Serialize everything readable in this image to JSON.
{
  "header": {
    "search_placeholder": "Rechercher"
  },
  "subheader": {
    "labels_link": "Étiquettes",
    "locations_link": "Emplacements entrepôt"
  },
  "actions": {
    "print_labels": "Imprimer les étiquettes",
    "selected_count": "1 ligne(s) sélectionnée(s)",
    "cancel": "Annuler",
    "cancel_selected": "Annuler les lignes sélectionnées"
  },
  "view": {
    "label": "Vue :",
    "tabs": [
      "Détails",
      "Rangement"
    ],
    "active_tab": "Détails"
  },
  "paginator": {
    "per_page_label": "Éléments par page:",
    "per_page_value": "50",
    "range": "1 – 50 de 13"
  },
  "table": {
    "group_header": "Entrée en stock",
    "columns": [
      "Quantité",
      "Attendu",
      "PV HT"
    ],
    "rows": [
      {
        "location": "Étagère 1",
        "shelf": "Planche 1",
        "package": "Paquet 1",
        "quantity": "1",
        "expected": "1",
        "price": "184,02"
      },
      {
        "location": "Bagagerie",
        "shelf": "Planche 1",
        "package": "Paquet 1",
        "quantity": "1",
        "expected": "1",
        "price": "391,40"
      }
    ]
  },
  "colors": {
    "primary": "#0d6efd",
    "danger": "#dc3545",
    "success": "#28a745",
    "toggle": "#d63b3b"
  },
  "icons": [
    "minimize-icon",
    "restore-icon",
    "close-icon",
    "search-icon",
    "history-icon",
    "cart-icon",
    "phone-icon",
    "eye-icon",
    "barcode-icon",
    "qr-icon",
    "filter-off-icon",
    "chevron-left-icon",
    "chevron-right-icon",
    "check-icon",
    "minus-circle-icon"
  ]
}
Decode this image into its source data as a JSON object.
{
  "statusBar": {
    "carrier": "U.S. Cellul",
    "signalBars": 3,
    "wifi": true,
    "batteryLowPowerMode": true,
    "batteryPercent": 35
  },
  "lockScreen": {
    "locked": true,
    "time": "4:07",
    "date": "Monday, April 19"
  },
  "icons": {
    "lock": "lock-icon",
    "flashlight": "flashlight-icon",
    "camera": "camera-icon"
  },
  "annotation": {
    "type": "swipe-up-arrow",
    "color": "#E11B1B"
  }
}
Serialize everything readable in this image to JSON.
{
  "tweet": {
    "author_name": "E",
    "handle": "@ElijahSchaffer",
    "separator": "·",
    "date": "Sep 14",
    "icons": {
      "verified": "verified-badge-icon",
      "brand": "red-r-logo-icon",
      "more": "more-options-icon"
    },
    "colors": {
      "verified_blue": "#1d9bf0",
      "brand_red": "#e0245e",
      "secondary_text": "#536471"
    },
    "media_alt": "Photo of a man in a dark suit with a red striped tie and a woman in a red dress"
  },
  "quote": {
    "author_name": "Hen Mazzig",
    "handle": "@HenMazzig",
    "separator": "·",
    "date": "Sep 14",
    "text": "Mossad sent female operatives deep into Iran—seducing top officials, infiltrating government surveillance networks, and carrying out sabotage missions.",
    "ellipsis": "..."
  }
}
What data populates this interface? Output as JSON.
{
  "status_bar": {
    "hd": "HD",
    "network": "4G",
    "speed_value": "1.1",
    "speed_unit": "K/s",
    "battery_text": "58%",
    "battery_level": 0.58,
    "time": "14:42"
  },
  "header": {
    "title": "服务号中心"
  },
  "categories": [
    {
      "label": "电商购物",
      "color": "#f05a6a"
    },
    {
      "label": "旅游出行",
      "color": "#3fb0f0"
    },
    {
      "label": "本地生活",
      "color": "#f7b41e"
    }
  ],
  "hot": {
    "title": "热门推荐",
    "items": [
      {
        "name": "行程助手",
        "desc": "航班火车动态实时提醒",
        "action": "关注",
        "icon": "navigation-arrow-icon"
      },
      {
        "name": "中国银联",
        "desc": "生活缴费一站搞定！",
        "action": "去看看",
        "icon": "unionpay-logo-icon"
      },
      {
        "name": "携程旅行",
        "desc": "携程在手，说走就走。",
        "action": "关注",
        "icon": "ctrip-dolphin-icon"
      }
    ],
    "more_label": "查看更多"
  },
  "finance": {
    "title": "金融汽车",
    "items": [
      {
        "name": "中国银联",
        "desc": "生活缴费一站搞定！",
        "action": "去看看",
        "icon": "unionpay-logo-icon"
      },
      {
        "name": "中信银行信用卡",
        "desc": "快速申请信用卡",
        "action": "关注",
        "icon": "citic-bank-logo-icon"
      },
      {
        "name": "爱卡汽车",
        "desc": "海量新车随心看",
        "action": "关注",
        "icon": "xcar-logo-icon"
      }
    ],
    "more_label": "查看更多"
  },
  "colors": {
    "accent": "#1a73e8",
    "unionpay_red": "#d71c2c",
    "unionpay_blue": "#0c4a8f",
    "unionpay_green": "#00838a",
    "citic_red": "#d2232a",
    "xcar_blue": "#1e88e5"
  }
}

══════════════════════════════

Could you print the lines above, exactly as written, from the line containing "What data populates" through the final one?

◆ Output ◆
What data populates this interface? Output as JSON.
{
  "status_bar": {
    "hd": "HD",
    "network": "4G",
    "speed_value": "1.1",
    "speed_unit": "K/s",
    "battery_text": "58%",
    "battery_level": 0.58,
    "time": "14:42"
  },
  "header": {
    "title": "服务号中心"
  },
  "categories": [
    {
      "label": "电商购物",
      "color": "#f05a6a"
    },
    {
      "label": "旅游出行",
      "color": "#3fb0f0"
    },
    {
      "label": "本地生活",
      "color": "#f7b41e"
    }
  ],
  "hot": {
    "title": "热门推荐",
    "items": [
      {
        "name": "行程助手",
        "desc": "航班火车动态实时提醒",
        "action": "关注",
        "icon": "navigation-arrow-icon"
      },
      {
        "name": "中国银联",
        "desc": "生活缴费一站搞定！",
        "action": "去看看",
        "icon": "unionpay-logo-icon"
      },
      {
        "name": "携程旅行",
        "desc": "携程在手，说走就走。",
        "action": "关注",
        "icon": "ctrip-dolphin-icon"
      }
    ],
    "more_label": "查看更多"
  },
  "finance": {
    "title": "金融汽车",
    "items": [
      {
        "name": "中国银联",
        "desc": "生活缴费一站搞定！",
        "action": "去看看",
        "icon": "unionpay-logo-icon"
      },
      {
        "name": "中信银行信用卡",
        "desc": "快速申请信用卡",
        "action": "关注",
        "icon": "citic-bank-logo-icon"
      },
      {
        "name": "爱卡汽车",
        "desc": "海量新车随心看",
        "action": "关注",
        "icon": "xcar-logo-icon"
      }
    ],
    "more_label": "查看更多"
  },
  "colors": {
    "accent": "#1a73e8",
    "unionpay_red": "#d71c2c",
    "unionpay_blue": "#0c4a8f",
    "unionpay_green": "#00838a",
    "citic_red": "#d2232a",
    "xcar_blue": "#1e88e5"
  }
}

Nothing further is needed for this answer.